WORK INSTRUCTIONS
Which lines of the records hold the string "请输入您的"? Report only how many of them there are.

-*-*-

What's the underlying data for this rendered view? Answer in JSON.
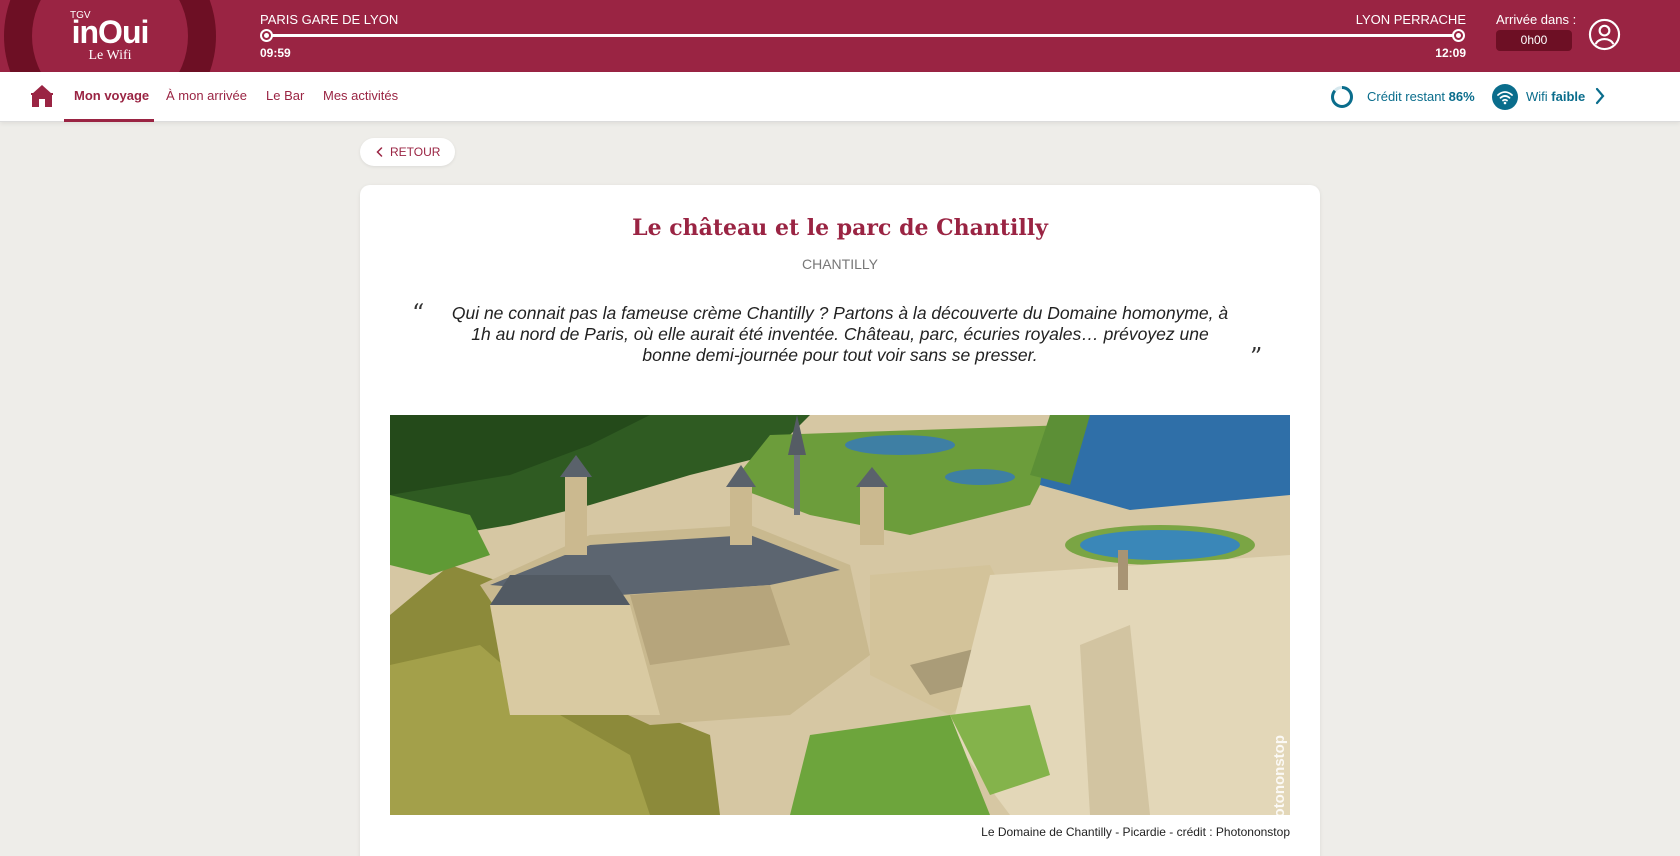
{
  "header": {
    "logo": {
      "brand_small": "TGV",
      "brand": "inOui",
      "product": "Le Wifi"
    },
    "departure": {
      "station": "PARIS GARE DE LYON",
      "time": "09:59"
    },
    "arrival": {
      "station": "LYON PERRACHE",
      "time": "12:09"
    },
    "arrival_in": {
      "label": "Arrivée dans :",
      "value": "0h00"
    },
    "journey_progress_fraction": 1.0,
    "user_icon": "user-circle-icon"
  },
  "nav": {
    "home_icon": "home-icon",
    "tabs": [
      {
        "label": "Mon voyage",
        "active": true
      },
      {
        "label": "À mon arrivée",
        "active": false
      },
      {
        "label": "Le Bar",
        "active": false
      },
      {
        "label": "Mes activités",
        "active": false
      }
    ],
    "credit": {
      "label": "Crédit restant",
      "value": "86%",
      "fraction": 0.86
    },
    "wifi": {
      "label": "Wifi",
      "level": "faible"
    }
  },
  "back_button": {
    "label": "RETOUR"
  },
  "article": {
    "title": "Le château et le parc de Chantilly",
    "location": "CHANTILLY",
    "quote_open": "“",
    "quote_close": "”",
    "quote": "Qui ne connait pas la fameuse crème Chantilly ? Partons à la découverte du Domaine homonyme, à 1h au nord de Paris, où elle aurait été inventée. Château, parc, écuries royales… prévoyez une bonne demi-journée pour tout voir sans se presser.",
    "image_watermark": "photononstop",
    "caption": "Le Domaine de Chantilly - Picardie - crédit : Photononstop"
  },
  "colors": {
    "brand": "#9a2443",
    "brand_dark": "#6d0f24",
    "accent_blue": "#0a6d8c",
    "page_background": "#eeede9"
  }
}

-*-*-

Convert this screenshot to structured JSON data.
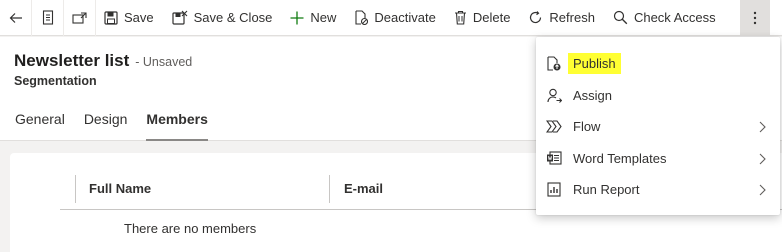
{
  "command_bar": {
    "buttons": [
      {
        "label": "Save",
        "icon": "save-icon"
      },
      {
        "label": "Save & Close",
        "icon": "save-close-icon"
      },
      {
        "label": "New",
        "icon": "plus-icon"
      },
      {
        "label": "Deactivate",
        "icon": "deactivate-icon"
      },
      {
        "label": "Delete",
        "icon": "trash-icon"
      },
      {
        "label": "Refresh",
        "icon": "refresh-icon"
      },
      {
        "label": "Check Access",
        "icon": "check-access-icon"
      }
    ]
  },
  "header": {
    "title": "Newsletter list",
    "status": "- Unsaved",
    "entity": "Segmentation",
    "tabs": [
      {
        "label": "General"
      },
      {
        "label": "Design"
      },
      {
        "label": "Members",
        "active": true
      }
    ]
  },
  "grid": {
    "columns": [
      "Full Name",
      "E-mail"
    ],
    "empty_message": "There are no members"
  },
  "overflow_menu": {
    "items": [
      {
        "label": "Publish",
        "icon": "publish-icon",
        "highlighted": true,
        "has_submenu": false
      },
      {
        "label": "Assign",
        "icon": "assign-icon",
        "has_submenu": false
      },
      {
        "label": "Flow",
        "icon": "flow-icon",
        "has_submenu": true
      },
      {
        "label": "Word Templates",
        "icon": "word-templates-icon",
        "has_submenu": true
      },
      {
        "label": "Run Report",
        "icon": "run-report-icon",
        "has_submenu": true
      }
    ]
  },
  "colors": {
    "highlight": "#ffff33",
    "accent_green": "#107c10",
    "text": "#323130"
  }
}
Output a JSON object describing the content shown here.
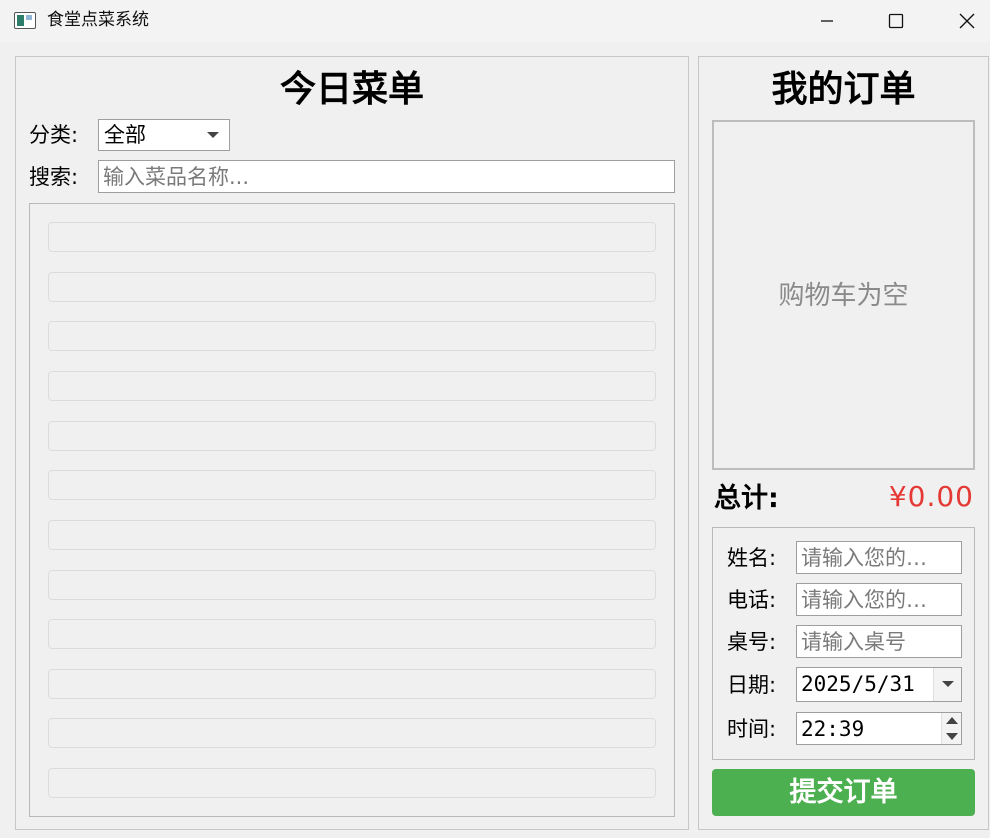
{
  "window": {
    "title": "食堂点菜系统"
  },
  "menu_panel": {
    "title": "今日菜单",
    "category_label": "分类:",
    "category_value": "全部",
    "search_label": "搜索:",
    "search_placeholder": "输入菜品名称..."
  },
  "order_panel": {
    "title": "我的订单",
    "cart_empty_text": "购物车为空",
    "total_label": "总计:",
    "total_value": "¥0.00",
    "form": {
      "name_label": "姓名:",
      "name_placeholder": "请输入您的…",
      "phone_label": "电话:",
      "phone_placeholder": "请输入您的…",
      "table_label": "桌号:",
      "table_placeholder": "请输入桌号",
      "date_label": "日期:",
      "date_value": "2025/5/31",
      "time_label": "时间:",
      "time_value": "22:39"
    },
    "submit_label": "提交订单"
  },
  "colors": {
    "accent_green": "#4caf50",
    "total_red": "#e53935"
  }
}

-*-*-

YOUR RESPONSE
2